Yet Merck did not develop this drug. It was initially developed as a veterinary drug for horses at Emory University, with a US$19 million grant from Fauci’s NIAID and funding from other sectors of the US government. Molnupiravir costs US$17.74 per dose to manufacture, according to an estimate from researchers at Harvard and King’s College London, but is being retailed to the US government for US$712 per course — a profit of 4,000%.
Another example of Gates’s eye for detail is his discussion of Remdesivir, which was approved as “Standard of Care” for Covid in the US by the Federal Drug Agency. Again, like Molnupiravir, much of the funding and institutional support for the drug originally came from the US government. Remdesivir was the baby of the drug company Gilead.
Gates describes how one study showed that “it may have a major impact in patients who aren’t yet sick enough to be in the hospital”. But other details are ignored. He doesn’t tell us that in an earlier, peer-reviewed study from China, published in the Lancet in May 2020, “Remdesivir was not associated with statistically significant clinical benefits”, and that the trial was “stopped early because of adverse events in 18 (12%) patients versus four (5%) patients who stopped placebo early”. All the same, the profits were good: while the drug cost Gilead just US$10per dose to manufacture, it was being retailed to US taxpayers at US$3,120.

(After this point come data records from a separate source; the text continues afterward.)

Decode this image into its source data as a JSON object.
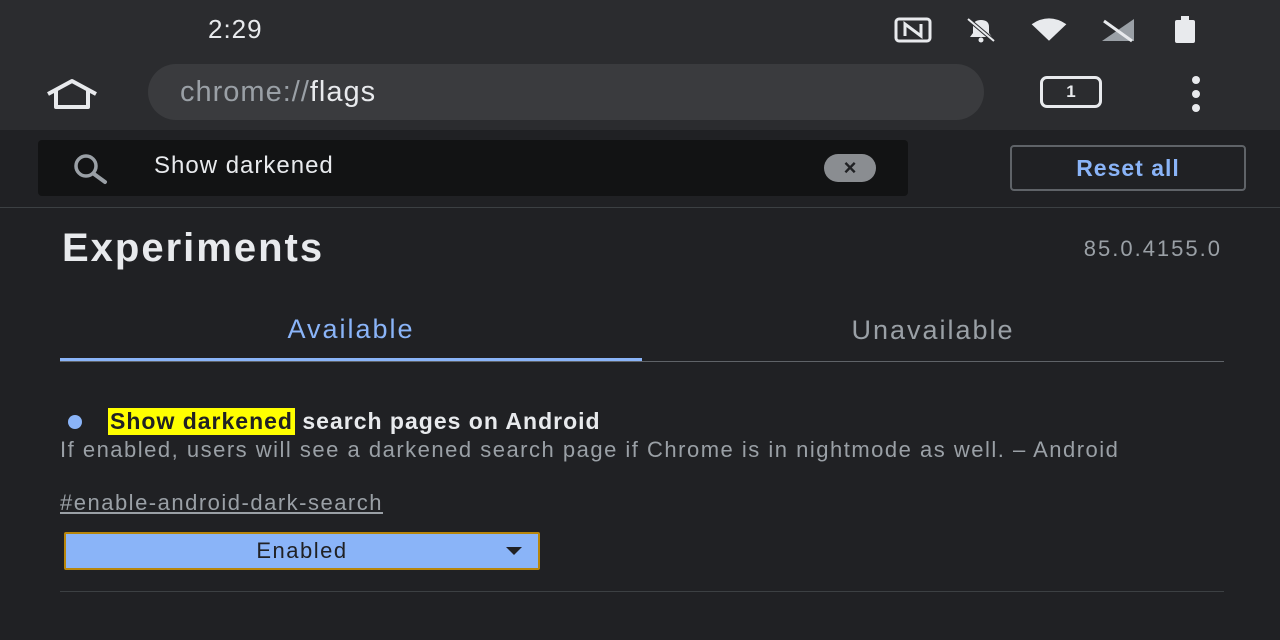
{
  "status_bar": {
    "time": "2:29",
    "icons": [
      "nfc-icon",
      "bell-off-icon",
      "wifi-icon",
      "no-signal-icon",
      "battery-icon"
    ]
  },
  "toolbar": {
    "url_scheme": "chrome://",
    "url_host": "flags",
    "tab_count": "1"
  },
  "search": {
    "value": "Show darkened",
    "reset_label": "Reset all"
  },
  "header": {
    "title": "Experiments",
    "version": "85.0.4155.0"
  },
  "tabs": [
    {
      "label": "Available",
      "active": true
    },
    {
      "label": "Unavailable",
      "active": false
    }
  ],
  "flag": {
    "title_highlight": "Show darkened",
    "title_rest": " search pages on Android",
    "description": "If enabled, users will see a darkened search page if Chrome is in nightmode as well. – Android",
    "link": "#enable-android-dark-search",
    "selected_option": "Enabled"
  },
  "colors": {
    "background": "#202124",
    "accent": "#8ab4f8",
    "highlight": "#ffff00"
  }
}
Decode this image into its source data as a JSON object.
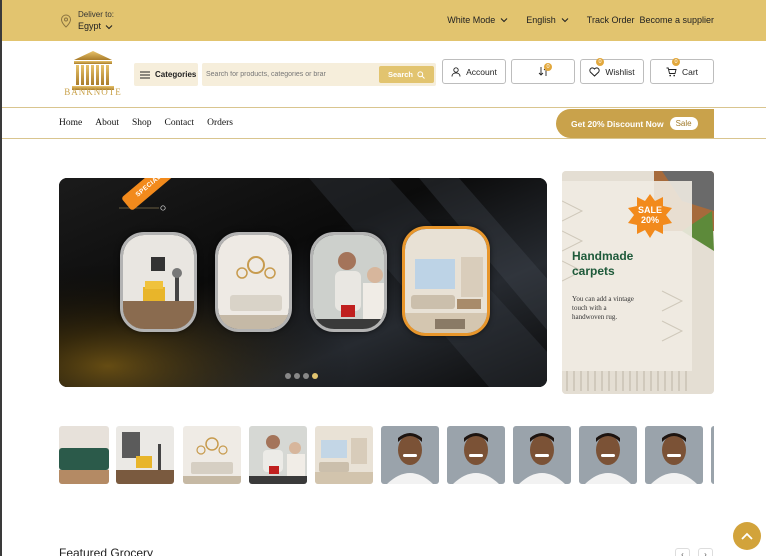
{
  "topbar": {
    "deliver_label": "Deliver to:",
    "deliver_value": "Egypt",
    "mode_label": "White Mode",
    "language_label": "English",
    "track_order": "Track Order",
    "become_supplier": "Become a supplier"
  },
  "header": {
    "logo_text": "BANKNOTE",
    "categories_label": "Categories",
    "search_placeholder": "Search for products, categories or brar",
    "search_button": "Search",
    "account_label": "Account",
    "compare_count": "0",
    "wishlist_count": "0",
    "wishlist_label": "Wishlist",
    "cart_count": "0",
    "cart_label": "Cart"
  },
  "nav": {
    "links": [
      "Home",
      "About",
      "Shop",
      "Contact",
      "Orders"
    ],
    "discount_text": "Get 20% Discount Now",
    "discount_badge": "Sale"
  },
  "hero": {
    "ribbon": "SPECIAL OFFER",
    "slide_count": 4,
    "active_slide": 4
  },
  "side_banner": {
    "badge": "SALE\n20%",
    "title": "Handmade\ncarpets",
    "subtitle": "You can add a vintage\ntouch with a\nhandwoven rug."
  },
  "thumbnails": [
    "sofa",
    "armchair",
    "living-room",
    "people-cooking",
    "interior",
    "portrait",
    "portrait",
    "portrait",
    "portrait",
    "portrait",
    "portrait"
  ],
  "featured": {
    "title": "Featured Grocery",
    "prev": "‹",
    "next": "›"
  },
  "colors": {
    "gold": "#e2c46f",
    "gold_dark": "#c9a24b",
    "orange": "#f28a1c",
    "green_text": "#1e5a3a"
  }
}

Maybe Gates knows nothing about the Lancet study. Perhaps he doesn’t know that in both of these cases, public investment has funded enormous private profits — and that in the case of one of the drugs, there’s little evidence that this was to any benefit. He’s just a software engineer after all.
For Gates, technology really does provide all the answers, as it certainly has in his own life. He believes humanity belongs online: “once people learn the digital approach, they generally stick to it”. Post-Covid, he envisages a world of flexible working, in which regular guys like him with large mansions and decent living space can languidly choose between going into the office on Wednesdays or Thursdays. The problem with Gates’s digital utopia — full of virtual spaces where 3D avatars attend business meetings — is that I suspect many of us will not want to live in it.